Adam Scott, Nick Kroll and Jenny Slate are a joy to watch in Sophie Goodhart's film about an unconventional love triangle and a brotherhood strained by guilt and obligation. Kroll's Bill is a constant companion to his blind brother Robbie (Scott), but Robbie is a cocky attention junkie who never expresses appreciation for his brother's dedication (the opening scene finds both men having completed a marathon, Bill as guide to Robbie, with the latter receiving a hero's welcome as his brother is all but ignored). When they both fall for Rose (Slate), things get complicated. Everyone here is flawed and human—the trick is finding a way to become a little less blind to their own flawed humanity.
Women Who Kill
Brooklyn-based filmmaker Ingrid Jungermann won an award for Best Screenplay at this year's festival for Women Who Kill, which Indiewire described as the "best lesbian horror-comedy ever." There may not be a wealth of competition in that genre, but the film delivers nonetheless, at once a caustically funny and anxiety-inducing feature debut for the creator of the popular web series "The Slope" and "F to 7th." The movie centers on the hosts of a podcast about female serial killers, one of whom (played by Jungermann) begins to fear that her new girlfriend (Sheila Vand of A Girl Walks Home Alone at Night) may be a serial killer herself. We'll be seeing more from Jungermann soon, as she's currently adapting "F to 7th" for a comedy series at Showtime.

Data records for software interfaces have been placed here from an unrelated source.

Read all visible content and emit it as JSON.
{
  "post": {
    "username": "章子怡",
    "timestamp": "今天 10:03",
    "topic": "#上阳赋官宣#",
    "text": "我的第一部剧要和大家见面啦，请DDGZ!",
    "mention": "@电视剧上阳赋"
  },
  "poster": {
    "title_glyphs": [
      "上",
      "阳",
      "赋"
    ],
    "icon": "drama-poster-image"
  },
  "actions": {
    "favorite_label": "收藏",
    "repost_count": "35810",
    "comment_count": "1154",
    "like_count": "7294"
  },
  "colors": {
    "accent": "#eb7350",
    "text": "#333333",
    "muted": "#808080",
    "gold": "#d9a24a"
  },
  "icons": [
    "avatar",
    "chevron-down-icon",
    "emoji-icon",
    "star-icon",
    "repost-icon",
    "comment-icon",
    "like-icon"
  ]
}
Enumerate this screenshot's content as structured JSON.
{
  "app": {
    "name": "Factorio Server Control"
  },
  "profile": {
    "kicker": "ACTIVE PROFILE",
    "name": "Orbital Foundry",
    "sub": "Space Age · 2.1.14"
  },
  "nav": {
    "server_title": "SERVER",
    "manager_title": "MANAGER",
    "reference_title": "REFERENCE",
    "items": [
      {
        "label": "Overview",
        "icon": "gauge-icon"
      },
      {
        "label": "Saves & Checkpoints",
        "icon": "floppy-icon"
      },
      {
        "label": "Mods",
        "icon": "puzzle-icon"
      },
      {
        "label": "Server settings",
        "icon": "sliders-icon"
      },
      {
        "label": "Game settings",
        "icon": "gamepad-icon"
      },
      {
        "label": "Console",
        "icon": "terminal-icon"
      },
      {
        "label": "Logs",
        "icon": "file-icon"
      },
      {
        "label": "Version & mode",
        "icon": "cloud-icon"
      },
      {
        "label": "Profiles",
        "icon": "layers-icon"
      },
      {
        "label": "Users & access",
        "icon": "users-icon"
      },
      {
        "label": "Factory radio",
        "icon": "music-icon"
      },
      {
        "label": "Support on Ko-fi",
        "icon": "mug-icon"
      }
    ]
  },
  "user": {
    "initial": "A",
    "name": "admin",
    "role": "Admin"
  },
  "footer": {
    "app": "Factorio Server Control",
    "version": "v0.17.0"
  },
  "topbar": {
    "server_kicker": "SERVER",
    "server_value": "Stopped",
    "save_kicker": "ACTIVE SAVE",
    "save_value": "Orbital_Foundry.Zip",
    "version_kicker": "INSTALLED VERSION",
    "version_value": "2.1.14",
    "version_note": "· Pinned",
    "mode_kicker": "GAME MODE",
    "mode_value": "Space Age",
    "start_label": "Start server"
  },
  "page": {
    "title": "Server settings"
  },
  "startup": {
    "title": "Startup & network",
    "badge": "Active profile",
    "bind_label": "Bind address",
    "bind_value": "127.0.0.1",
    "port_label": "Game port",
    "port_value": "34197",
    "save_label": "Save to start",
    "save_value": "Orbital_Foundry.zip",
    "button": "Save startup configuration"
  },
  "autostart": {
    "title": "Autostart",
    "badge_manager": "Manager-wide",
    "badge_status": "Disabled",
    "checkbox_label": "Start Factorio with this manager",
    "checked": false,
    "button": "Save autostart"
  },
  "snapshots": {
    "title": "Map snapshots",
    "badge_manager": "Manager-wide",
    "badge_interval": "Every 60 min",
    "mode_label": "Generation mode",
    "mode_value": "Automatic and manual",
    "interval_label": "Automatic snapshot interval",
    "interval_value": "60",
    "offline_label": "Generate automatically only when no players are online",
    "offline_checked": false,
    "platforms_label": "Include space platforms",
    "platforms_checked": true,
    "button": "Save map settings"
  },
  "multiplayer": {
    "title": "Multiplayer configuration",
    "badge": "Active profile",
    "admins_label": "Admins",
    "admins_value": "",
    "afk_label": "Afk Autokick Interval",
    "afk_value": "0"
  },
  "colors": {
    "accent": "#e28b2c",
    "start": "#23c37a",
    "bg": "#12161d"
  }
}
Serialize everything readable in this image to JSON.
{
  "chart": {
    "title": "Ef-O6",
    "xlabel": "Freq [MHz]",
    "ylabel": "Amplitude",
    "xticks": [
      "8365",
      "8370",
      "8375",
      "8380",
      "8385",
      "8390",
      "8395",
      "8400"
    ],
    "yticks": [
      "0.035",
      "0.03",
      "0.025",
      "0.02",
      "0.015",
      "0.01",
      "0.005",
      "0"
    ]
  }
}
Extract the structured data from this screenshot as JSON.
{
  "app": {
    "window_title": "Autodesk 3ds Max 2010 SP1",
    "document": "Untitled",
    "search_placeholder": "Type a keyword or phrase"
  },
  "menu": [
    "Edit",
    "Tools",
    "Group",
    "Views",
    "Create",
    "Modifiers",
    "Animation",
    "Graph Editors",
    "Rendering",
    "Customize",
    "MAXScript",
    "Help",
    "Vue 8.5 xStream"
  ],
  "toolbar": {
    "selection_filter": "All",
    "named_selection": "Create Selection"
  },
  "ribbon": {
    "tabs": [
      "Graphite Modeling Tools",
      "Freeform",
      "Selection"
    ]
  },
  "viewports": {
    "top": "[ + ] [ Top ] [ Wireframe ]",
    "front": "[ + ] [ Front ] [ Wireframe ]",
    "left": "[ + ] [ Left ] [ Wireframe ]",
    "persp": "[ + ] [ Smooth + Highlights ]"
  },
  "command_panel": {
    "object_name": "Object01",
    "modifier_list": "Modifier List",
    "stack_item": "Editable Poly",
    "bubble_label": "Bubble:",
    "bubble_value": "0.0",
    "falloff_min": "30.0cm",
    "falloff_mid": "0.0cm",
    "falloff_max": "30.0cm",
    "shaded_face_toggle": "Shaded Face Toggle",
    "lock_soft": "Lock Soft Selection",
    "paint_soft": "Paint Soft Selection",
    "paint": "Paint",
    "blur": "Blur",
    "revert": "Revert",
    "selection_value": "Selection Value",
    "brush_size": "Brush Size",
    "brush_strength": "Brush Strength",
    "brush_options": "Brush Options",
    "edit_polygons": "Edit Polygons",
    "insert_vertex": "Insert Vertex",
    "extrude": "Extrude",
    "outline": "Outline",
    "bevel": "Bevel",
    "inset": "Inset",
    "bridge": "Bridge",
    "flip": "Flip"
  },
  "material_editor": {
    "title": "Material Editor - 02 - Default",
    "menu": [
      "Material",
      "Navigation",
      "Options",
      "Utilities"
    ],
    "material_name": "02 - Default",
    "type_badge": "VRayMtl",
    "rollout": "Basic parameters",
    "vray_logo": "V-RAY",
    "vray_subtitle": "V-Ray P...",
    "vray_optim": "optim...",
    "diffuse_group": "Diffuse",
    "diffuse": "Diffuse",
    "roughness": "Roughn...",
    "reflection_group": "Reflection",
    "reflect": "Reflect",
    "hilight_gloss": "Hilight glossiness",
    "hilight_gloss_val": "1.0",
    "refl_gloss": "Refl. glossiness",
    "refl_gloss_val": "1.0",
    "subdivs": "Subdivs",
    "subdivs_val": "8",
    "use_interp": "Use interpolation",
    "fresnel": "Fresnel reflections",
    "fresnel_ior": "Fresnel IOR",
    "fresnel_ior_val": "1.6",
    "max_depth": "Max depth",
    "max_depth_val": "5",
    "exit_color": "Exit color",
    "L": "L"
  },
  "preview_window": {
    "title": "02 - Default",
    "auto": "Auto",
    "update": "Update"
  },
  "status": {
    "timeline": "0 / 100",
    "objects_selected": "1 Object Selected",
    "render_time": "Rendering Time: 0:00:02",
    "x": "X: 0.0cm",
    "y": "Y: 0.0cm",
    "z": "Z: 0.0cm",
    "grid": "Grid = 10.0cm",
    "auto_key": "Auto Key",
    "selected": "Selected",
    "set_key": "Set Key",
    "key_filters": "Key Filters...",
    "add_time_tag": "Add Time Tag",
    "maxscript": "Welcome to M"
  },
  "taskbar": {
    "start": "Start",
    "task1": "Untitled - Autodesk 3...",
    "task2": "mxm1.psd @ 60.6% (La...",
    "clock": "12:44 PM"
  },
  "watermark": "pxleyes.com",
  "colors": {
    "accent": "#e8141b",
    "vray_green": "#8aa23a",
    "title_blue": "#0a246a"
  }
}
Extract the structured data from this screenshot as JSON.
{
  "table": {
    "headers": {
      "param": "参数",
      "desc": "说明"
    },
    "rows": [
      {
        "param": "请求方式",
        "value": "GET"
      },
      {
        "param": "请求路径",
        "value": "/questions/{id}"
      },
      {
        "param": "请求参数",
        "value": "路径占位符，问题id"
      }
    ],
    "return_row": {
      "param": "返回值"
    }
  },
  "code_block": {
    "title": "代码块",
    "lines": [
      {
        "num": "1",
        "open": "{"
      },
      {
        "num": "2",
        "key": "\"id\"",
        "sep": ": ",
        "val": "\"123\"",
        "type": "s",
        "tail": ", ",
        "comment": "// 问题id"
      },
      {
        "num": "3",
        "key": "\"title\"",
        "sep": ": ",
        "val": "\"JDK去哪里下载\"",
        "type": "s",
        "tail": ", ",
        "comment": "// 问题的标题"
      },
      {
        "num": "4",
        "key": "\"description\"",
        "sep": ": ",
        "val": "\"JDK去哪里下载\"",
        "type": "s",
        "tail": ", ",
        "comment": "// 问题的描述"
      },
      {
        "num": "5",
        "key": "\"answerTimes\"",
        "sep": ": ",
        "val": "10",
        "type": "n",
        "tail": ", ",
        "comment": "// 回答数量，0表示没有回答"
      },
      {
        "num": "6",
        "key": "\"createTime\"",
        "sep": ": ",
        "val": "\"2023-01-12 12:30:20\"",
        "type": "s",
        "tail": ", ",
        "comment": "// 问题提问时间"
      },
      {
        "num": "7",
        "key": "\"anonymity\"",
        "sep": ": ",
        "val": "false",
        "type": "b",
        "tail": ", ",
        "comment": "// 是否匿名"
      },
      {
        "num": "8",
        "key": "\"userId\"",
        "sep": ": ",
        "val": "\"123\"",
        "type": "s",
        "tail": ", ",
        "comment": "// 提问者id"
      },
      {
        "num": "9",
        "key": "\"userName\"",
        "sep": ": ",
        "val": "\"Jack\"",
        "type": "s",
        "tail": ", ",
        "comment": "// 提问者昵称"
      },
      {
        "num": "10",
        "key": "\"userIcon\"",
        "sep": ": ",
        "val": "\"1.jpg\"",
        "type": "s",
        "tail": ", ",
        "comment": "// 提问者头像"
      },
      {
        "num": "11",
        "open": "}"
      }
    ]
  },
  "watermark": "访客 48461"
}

Adult Life Skills
British filmmaker Rachel Tunnard won the 2016 Nora Ephron Prize for her feature debut about a woman who has lost her way in life following the death of her twin brother. Anna (Jodie Whittaker) is about to turn 30, and though her mother would prefer she move out of the toolshed she calls home and find a boyfriend, she spends most of her time making videos that feature her thumbs, with drawn-on faces, navigating a tin-foil spaceship toward the sun. The film is remarkable enough for its endearingly oddball point of view—Anna sees faces in flashing traffic lights and microwaves her clothes dry when she's running late for work—but it's Tunnard's gentle exploration of grief that wins hearts here.
There's standard-issue jealousy, and then there's the kind of deep-seated resentment that tears people apart, slowly at first and then suddenly, violently, irreversibly. It's this intense boil of emotion that drives Sophia Takal's psychological thriller Always Shine, which finds two actor friends, played by Caitlin FitzGerald (Masters of Sex) and Mackenzie Davis (Halt and Catch Fire), working through their damage in a secluded Big Sur cabin. While their onscreen actresses struggle to reconcile their uneven success and their now complicated friendship, FitzGerald and Davis shine, pretty much always, as they gradually come undone.